Information.
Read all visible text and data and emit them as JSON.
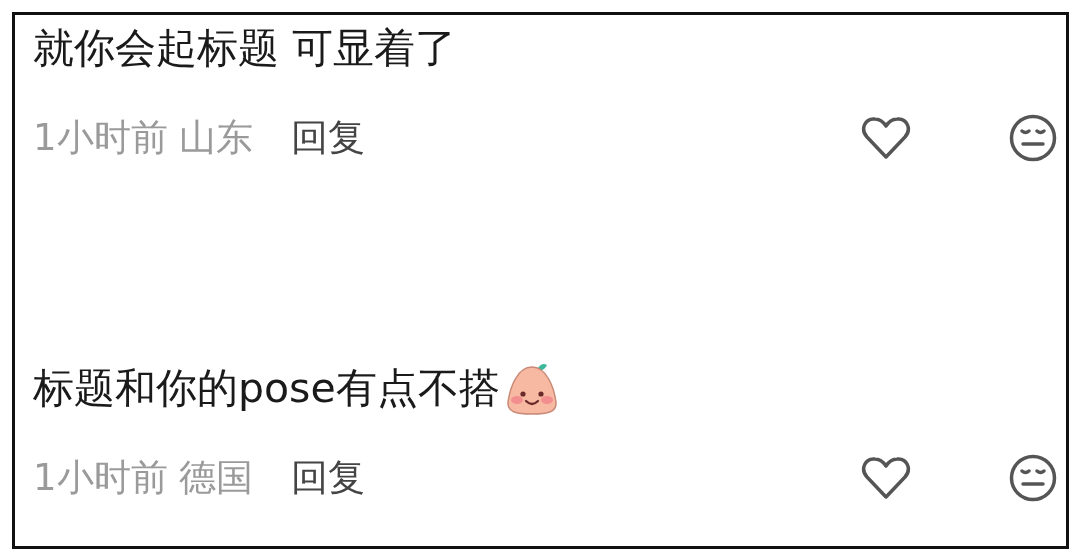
{
  "comments": [
    {
      "text": "就你会起标题 可显着了",
      "sticker": false,
      "time": "1小时前",
      "location": "山东",
      "reply": "回复",
      "liked": false
    },
    {
      "text": "标题和你的pose有点不搭",
      "sticker": true,
      "time": "1小时前",
      "location": "德国",
      "reply": "回复",
      "liked": false
    }
  ]
}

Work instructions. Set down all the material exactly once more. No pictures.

Finished exercise.
Read all visible text and data and emit them as JSON.
{
  "comments": [
    {
      "text": "就你会起标题 可显着了",
      "sticker": false,
      "time": "1小时前",
      "location": "山东",
      "reply": "回复",
      "liked": false
    },
    {
      "text": "标题和你的pose有点不搭",
      "sticker": true,
      "time": "1小时前",
      "location": "德国",
      "reply": "回复",
      "liked": false
    }
  ]
}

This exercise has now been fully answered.